To make it simple I have used two stacks of bricks, at known coordinates. Knowing the basic dimensions of a brick, it becomes a simple matter to set up calibration data.

The stereo images are bricks1.tiff, and bricks3.tiff, which you can download and use to try this yourself. Save the files into your Stereo images directory.



The dimensional data for a brick and the arrangement shown is detailed in this diagram


The Calibration file

Write  a text file with the coordinates of 5 or 6 points that you can clearly identify in both images.

Here is the set of points I used. The format is simply x,y,z. Save this file as bricks-cal.txt.

0    106    75
227    106    75
454    106    0
454    1424    0
227    1530    75
0    1530    75

Use the diagram above, to locate each of these points.

I suggest that you make a rough diagram of the bricks and mark the locations of each of your calibration points, in the order that they have been entered into your calibration file (bricks-cal.txt).

Calibrating the images

Start Stereo and load your images. It will probably be necessary to move the image windows and their zoom windows around to get a clear view. Select Load Calibration File in the Command window, and select the file, the select the Green tick (OK) button .


Now you can start selecting your calibration points, in the same order as in the calibration file. You can do one image, then the other, or you can select each point in turn, in each image.


When you have selected all the calibration points in each image, you can select Calibrate, in each image window, then select Cam Info to see the camera location data and the estimated errors. Selecting Cam Info acts as a toggle on the camera info window.


You can Remove All points or Remove last, as required, and re-do the calibration.
When satisfied with the calibration, select Remove All in each image window to start collecting points for a surface.

Collecting data points and surface generation

To collect data points to describe a surface, choose a surface which can be described by a regular array of points in each image. The surface doesn't have to be flat, it can go through a few contortions. The main thing is that there is a regular array of points that be located in each image.
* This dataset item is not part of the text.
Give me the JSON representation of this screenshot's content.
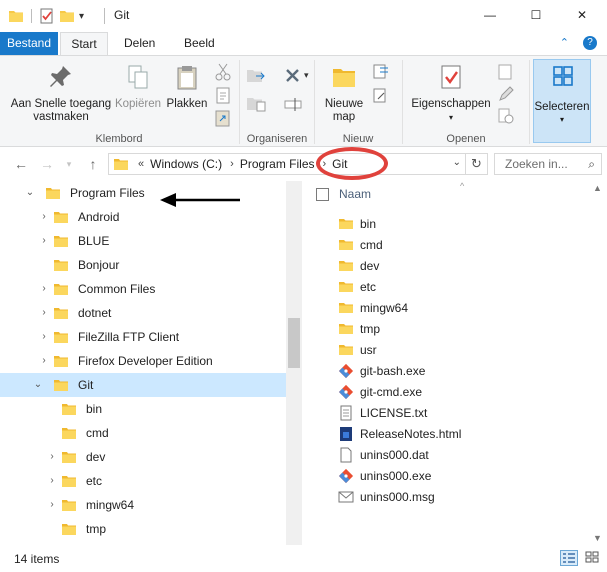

In the left image window I have selected a 5 x 2 array of points which describes the left vertical surface of the left brick and continues across the top of the 3 bricks. The green crosses show the locations of the points and the red square shows the last point selected.
It is important to maintain a consistent order in selecting the points. The first row (left most 5 points) were  selected first, then the second row selected in the same order. Repeat the process in the second image, following the order of selection. When you have completed selecting all the points to define the surface, Select Triangulate Multiple Points (Surface) in the Command window. You will be asked to enter the width (5 for this example) and height (2), then press the green tick (OK). The data points will be written to the Data window.
Click your mouse left button in the data window (you should see the red cursor begin to blink), then enter Alt-R to display the surface in the Graphics window. You should have a file browser pop up asking for a filename to save the data.
The graphics window may appear blank, but you should see a small green dot in about the centre of the window. That is the data. Select Enlarge as often as required to get a suitable image size. Selecting New rend and Flat Tri will alter the way the surface is depicted. Holding the left mouse button and dragging will rotate the image.


The data in the data window are the x,y,z coordinates, as best as Stereo can determine them, for the points that you selected to describe the surface.
The last point shown should be 227, 318, 75 if the calibration and point selection were perfect. The data window shows this point at 240, 318, 97 (rounding to nearest integer).
This particular example is not one where high accuracy could be expected, as there are no distinct corners on the bricks, and one has to make an estimate of the location of corners where bricks abut.

You can repeat the process to define more surfaces. Select Remove All in each image window before adding more points.

Here I have added a 2 x 2 array. The points selected shown in the left image window and the new surface has been added to the previous.


Hopefully, this tutorial shows the basic steps that can be used to develop 3D data describing a surface.

Additional information

To see the effect of not following a consistent order of point selection when defining surface data, try altering the order for subsequent rows or just for the second image selection. 

Tutorial and photos - Terry Duell. Created August 2008